Fern Arch - ISO100 | F22 | 0.7 | at 200mm

Chris Friel and Doug Chinnery use these techniques really well among others, so do some research and look at their work for ideas and inspiration but remember ultimately decide on how much works for you.

Multiple Exposure

Whilst not strictly movement there is of course movement because the image is blended from more than one exposure each time moving the camera to adjust the composition.  Valda Bailey and Chris Friel are, in my view, the masters of this technique.  Valda really uses colour and texture to emphasise her compositions, often abstract but usually intriguing to the viewer.

This technique requires a camera body that automatically allows for multiple exposures otherwise you will need to just do your own blending of single exposures in photoshop.

It may seem random but am I am sure if you study Valda's work then you will see it is anything but random.  Clearly it takes a lot of practise and careful understanding of your subjects to make this work well.

One of my early attempts at multiple exposure, of a wild meadow and then over layed with a water reflection.

Woodland Arch - ISO200 | F13 | 0.7 | at 70mm & ISO200 | F16 | 1/30 | at 70mm

In this image I took two exposures.  The first was a straight sharp shot of everything the second a vertical pan shot.  The two two exposures were then blended with masks in Photoshop to keep the foreground tree trunks from the sharp image and the background trunks from the panned image.

Radial Blur/Movement

Finally but no means least is moving the zoom ring on the camera.  Either forwards into the frame or backwards out of the frame.  Both have a radial zoom effect in your image and it's something most beginner's try a few times for a "novel" effect but then quickly move on.

Tree Zoom - ISO100 | F22 | 0.6 | Zoom burst 16 to 35mm

I hope this gives you a few ideas and shows just how much opportunity there is to use movement in photography.  There are always plenty of opinions to be heard about what works and doesn't but ultimately you are the only judge of your image.
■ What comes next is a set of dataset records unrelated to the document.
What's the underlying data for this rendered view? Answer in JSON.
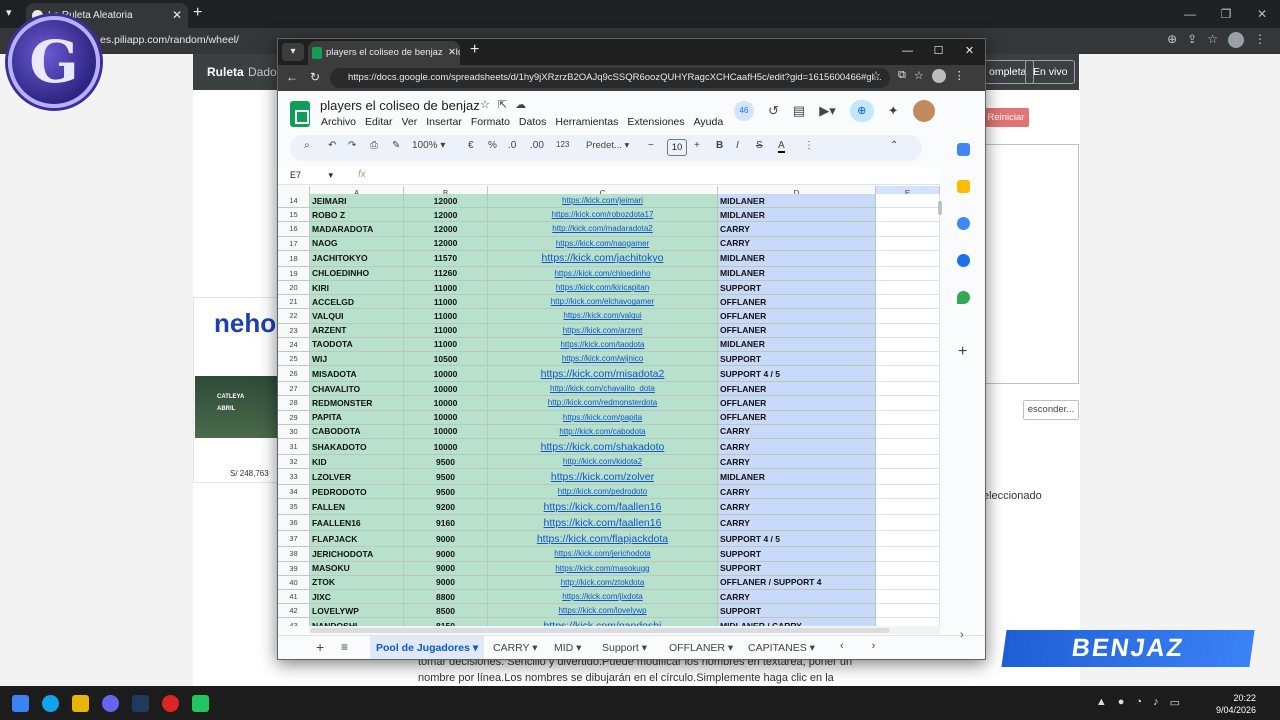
{
  "bg_browser": {
    "tab_title": "La Ruleta Aleatoria",
    "url": "es.piliapp.com/random/wheel/",
    "nav_items": [
      "Ruleta",
      "Dado"
    ],
    "nav_buttons": [
      "ompleta",
      "En vivo"
    ],
    "reiniciar": "Reiniciar",
    "esconder": "esconder...",
    "seleccionado": "eleccionado",
    "paragraph": "tomar decisiones. Sencillo y divertido.Puede modificar los nombres en textarea, poner un nombre por línea.Los nombres se dibujarán en el círculo.Simplemente haga clic en la rueda",
    "ad_brand": "neho",
    "ad_labels": [
      "CATLEYA",
      "ABRIL"
    ],
    "ad_price": "S/ 248,763"
  },
  "overlay": {
    "logo_letter": "G",
    "streamer": "BENJAZ"
  },
  "window": {
    "tab_title": "players el coliseo de benjaz - Hoja",
    "url": "https://docs.google.com/spreadsheets/d/1hy9jXRzrzB2OAJq9cSSQR6oozQUHYRagcXCHCaafH5c/edit?gid=1615600466#gi..."
  },
  "sheets": {
    "doc_title": "players el coliseo de benjaz",
    "menus": [
      "Archivo",
      "Editar",
      "Ver",
      "Insertar",
      "Formato",
      "Datos",
      "Herramientas",
      "Extensiones",
      "Ayuda"
    ],
    "badge_count": "46",
    "toolbar": {
      "zoom": "100%",
      "currency": "€",
      "percent": "%",
      "dec_less": ".0",
      "dec_more": ".00",
      "format_123": "123",
      "font": "Predet...",
      "font_size": "10"
    },
    "name_box": "E7",
    "fx": "fx",
    "columns": [
      "A",
      "B",
      "C",
      "D",
      "E"
    ],
    "rows": [
      {
        "n": "14",
        "name": "JEIMARI",
        "mmr": "12000",
        "link": "https://kick.com/jeimari",
        "role": "MIDLANER",
        "big": false
      },
      {
        "n": "15",
        "name": "ROBO Z",
        "mmr": "12000",
        "link": "https://kick.com/robozdota17",
        "role": "MIDLANER",
        "big": false
      },
      {
        "n": "16",
        "name": "MADARADOTA",
        "mmr": "12000",
        "link": "http://kick.com/madaradota2",
        "role": "CARRY",
        "big": false
      },
      {
        "n": "17",
        "name": "NAOG",
        "mmr": "12000",
        "link": "https://kick.com/naogamer",
        "role": "CARRY",
        "big": false
      },
      {
        "n": "18",
        "name": "JACHITOKYO",
        "mmr": "11570",
        "link": "https://kick.com/jachitokyo",
        "role": "MIDLANER",
        "big": true
      },
      {
        "n": "19",
        "name": "CHLOEDINHO",
        "mmr": "11260",
        "link": "https://kick.com/chloedinho",
        "role": "MIDLANER",
        "big": false
      },
      {
        "n": "20",
        "name": "KIRI",
        "mmr": "11000",
        "link": "https://kick.com/kiricapitan",
        "role": "SUPPORT",
        "big": false
      },
      {
        "n": "21",
        "name": "ACCELGD",
        "mmr": "11000",
        "link": "http://kick.com/elchavogamer",
        "role": "OFFLANER",
        "big": false
      },
      {
        "n": "22",
        "name": "VALQUI",
        "mmr": "11000",
        "link": "https://kick.com/valqui",
        "role": "OFFLANER",
        "big": false
      },
      {
        "n": "23",
        "name": "ARZENT",
        "mmr": "11000",
        "link": "https://kick.com/arzent",
        "role": "OFFLANER",
        "big": false
      },
      {
        "n": "24",
        "name": "TAODOTA",
        "mmr": "11000",
        "link": "https://kick.com/taodota",
        "role": "MIDLANER",
        "big": false
      },
      {
        "n": "25",
        "name": "WIJ",
        "mmr": "10500",
        "link": "https://kick.com/wijnico",
        "role": "SUPPORT",
        "big": false
      },
      {
        "n": "26",
        "name": "MISADOTA",
        "mmr": "10000",
        "link": "https://kick.com/misadota2",
        "role": "SUPPORT 4 / 5",
        "big": true
      },
      {
        "n": "27",
        "name": "CHAVALITO",
        "mmr": "10000",
        "link": "http://kick.com/chavalito_dota",
        "role": "OFFLANER",
        "big": false
      },
      {
        "n": "28",
        "name": "REDMONSTER",
        "mmr": "10000",
        "link": "http://kick.com/redmonsterdota",
        "role": "OFFLANER",
        "big": false
      },
      {
        "n": "29",
        "name": "PAPITA",
        "mmr": "10000",
        "link": "https://kick.com/papita",
        "role": "OFFLANER",
        "big": false
      },
      {
        "n": "30",
        "name": "CABODOTA",
        "mmr": "10000",
        "link": "http://kick.com/cabodota",
        "role": "CARRY",
        "big": false
      },
      {
        "n": "31",
        "name": "SHAKADOTO",
        "mmr": "10000",
        "link": "https://kick.com/shakadoto",
        "role": "CARRY",
        "big": true
      },
      {
        "n": "32",
        "name": "KID",
        "mmr": "9500",
        "link": "http://kick.com/kidota2",
        "role": "CARRY",
        "big": false
      },
      {
        "n": "33",
        "name": "LZOLVER",
        "mmr": "9500",
        "link": "https://kick.com/zolver",
        "role": "MIDLANER",
        "big": true
      },
      {
        "n": "34",
        "name": "PEDRODOTO",
        "mmr": "9500",
        "link": "http://kick.com/pedrodoto",
        "role": "CARRY",
        "big": false
      },
      {
        "n": "35",
        "name": "FALLEN",
        "mmr": "9200",
        "link": "https://kick.com/faallen16",
        "role": "CARRY",
        "big": true
      },
      {
        "n": "36",
        "name": "FAALLEN16",
        "mmr": "9160",
        "link": "https://kick.com/faallen16",
        "role": "CARRY",
        "big": true
      },
      {
        "n": "37",
        "name": "FLAPJACK",
        "mmr": "9000",
        "link": "https://kick.com/flapjackdota",
        "role": "SUPPORT 4 / 5",
        "big": true
      },
      {
        "n": "38",
        "name": "JERICHODOTA",
        "mmr": "9000",
        "link": "https://kick.com/jerichodota",
        "role": "SUPPORT",
        "big": false
      },
      {
        "n": "39",
        "name": "MASOKU",
        "mmr": "9000",
        "link": "https://kick.com/masokugg",
        "role": "SUPPORT",
        "big": false
      },
      {
        "n": "40",
        "name": "ZTOK",
        "mmr": "9000",
        "link": "http://kick.com/ztokdota",
        "role": "OFFLANER / SUPPORT 4",
        "big": false
      },
      {
        "n": "41",
        "name": "JIXC",
        "mmr": "8800",
        "link": "https://kick.com/jixdota",
        "role": "CARRY",
        "big": false
      },
      {
        "n": "42",
        "name": "LOVELYWP",
        "mmr": "8500",
        "link": "https://kick.com/lovelywp",
        "role": "SUPPORT",
        "big": false
      },
      {
        "n": "43",
        "name": "NANDOSHI",
        "mmr": "8150",
        "link": "https://kick.com/nandoshi",
        "role": "MIDLANER / CARRY",
        "big": true
      }
    ],
    "sheet_tabs": [
      {
        "label": "Pool de Jugadores",
        "active": true
      },
      {
        "label": "CARRY",
        "active": false
      },
      {
        "label": "MID",
        "active": false
      },
      {
        "label": "Support",
        "active": false
      },
      {
        "label": "OFFLANER",
        "active": false
      },
      {
        "label": "CAPITANES",
        "active": false
      }
    ]
  },
  "taskbar": {
    "time": "20:22",
    "date": "9/04/2026"
  },
  "colors": {
    "name_fill": "#b7e1cd",
    "role_fill": "#c9daf8",
    "link": "#1155cc",
    "sheets_green": "#0f9d58",
    "accent": "#0b57d0"
  }
}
I heard a quote a while ago (can't recall where and who) that echoed my approach to photography - "photography should mirror your feelings, abstracted from reality, excised from context and made to be restaged in a theatre of just one.  The theatre, the author's mind and heart but a safe place to play out the scene knowing the curtain can fall anytime to end the performance."

In our world of constant scrutinisation and examination of technique and method it's often easy to forget why we got into photography in the first place.  That basic enjoyment we get from experimentation and making images that appeal to all parts of our personality are surely one of the great things about this art.  So go out there with your camera, play and have fun with it and don't worry whether it conforms to how images should be made - you will find the right balance for you right now and that's all that matters.